Researchers assessed the impact of rising carbon dioxide levels on the large predatory "triton shell" gastropod (Charonia lampas).
CREDIT: Ben Harvey
Shelled marine creatures living in increasingly acidified oceans face a fight for survival as the impacts of climate change spread, a new study suggests.
Researchers from the University of Tsukuba, Japan, and the University of Plymouth, UK, assessed the impact of rising carbon dioxide levels on the large predatory "triton shell" gastropod (Charonia lampas).
They found those living in regions with predicted future levels of CO2 were on average around a third smaller than counterparts living in conditions seen throughout the world's oceans today.
However, there was also a noticeable negative impact on the thickness, density, and structure of their shells, causing visible deterioration to the shell surface.
Writing in Frontiers in Marine Science, scientists say the effects are down to the increased stresses placed on the species in waters where the pH is lower, which reduce their ability to control the calcification process.
And they have warned that other shellfish are likely to be impacted in the same way, threatening their survival and that of other species that rely on them for food.
Dr. Ben Harvey, assistant professor in the University of Tsukuba's Shimoda Marine Research Center, said: "Ocean acidification is a clear threat to marine life, acting as a stressor for many marine animals. Here we found that the ability of the triton shells to produce and maintain their shells was hindered by ocean acidification, with the corrosive seawater making them smoother, thinner, and less dense. The extensive dissolution of their shells has profound consequences for calcified animals into the future as it is not something they can biologically control, suggesting that some calcified species might be unable to adapt to the acidified seawater if carbon dioxide emissions continue to rise unchecked."
The research was conducted at a marine volcanic seep off the coast of Shikine-jima in Japan where carbon dioxide bubbling up through the seabed lowers seawater pH from present-day levels to future predicted levels.
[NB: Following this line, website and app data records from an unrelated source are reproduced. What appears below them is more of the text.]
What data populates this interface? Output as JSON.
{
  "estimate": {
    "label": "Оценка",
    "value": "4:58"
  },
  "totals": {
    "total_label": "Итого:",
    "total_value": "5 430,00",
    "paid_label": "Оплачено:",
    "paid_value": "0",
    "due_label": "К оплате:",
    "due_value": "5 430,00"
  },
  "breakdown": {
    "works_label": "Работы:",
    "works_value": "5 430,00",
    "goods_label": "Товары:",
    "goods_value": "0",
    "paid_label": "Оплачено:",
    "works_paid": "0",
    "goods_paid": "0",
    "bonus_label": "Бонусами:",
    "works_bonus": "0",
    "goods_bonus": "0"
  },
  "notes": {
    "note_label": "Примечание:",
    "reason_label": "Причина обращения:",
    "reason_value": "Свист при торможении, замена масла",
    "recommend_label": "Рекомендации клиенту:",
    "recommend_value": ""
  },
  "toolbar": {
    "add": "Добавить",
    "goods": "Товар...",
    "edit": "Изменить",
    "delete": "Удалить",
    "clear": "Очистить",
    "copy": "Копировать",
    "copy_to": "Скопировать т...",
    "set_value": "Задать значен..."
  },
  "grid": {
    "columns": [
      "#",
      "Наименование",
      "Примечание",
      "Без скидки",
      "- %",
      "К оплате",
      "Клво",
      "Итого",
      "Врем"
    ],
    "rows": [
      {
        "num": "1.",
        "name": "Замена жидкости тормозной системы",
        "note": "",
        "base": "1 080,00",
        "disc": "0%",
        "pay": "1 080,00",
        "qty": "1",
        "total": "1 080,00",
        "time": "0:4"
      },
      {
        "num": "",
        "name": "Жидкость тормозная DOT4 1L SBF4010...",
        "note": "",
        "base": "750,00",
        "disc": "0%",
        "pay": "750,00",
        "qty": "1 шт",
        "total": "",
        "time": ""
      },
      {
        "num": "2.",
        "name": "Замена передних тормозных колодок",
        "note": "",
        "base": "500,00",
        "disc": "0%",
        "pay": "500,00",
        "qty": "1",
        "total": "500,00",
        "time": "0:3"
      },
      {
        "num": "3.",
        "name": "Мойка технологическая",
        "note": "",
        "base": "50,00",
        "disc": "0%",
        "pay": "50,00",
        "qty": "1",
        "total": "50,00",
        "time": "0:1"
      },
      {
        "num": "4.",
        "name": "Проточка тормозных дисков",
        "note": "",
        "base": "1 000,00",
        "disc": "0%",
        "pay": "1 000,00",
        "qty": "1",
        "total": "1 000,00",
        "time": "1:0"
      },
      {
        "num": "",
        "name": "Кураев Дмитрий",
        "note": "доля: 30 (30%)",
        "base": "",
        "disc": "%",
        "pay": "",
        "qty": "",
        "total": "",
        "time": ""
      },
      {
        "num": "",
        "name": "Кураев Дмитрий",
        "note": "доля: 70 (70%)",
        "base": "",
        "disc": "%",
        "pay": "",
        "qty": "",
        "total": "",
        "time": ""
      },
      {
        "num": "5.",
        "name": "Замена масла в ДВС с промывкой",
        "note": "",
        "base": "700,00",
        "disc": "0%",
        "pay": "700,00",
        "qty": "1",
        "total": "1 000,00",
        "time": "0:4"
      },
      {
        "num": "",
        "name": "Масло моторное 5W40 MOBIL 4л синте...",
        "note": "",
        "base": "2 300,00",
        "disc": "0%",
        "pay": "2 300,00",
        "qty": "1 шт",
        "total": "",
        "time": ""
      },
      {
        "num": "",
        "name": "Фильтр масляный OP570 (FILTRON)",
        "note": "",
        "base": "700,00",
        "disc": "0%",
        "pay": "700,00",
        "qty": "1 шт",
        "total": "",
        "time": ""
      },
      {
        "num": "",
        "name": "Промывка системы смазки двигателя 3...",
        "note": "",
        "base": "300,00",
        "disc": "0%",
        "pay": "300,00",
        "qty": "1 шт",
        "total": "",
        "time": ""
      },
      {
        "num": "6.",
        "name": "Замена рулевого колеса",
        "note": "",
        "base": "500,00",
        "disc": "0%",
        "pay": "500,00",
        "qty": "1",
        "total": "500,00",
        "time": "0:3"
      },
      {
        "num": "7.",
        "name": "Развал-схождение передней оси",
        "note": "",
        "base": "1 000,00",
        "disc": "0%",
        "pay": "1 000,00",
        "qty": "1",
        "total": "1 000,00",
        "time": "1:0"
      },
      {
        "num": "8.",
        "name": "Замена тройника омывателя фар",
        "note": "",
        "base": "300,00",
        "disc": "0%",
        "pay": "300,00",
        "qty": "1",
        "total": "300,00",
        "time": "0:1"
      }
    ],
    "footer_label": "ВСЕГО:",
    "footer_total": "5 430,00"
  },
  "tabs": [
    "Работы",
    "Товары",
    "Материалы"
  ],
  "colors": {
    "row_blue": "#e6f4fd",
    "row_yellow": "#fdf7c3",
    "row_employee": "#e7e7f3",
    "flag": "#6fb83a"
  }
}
Using computed tomography (CT) scanning, the scientists measured the thickness, density, and structure of the shells, with shell thickness halved in areas with raised CO2 while average shell length was reduced from 178mm in sites with present day levels to 112mm.
In some cases, these negative effects left body tissue exposed and the shell casing dissolved, with the corrosive effects of acidification far more pronounced around the oldest parts of the shell.
Jason Hall-Spencer, professor of marine biology at the University of Plymouth, added: "Our study clearly shows that increasing carbon dioxide levels cause seawater to become corrosive to shellfish. As these calcified animals are a fundamental component of coastal marine communities, ocean acidification is expected to impact shellfish fisheries."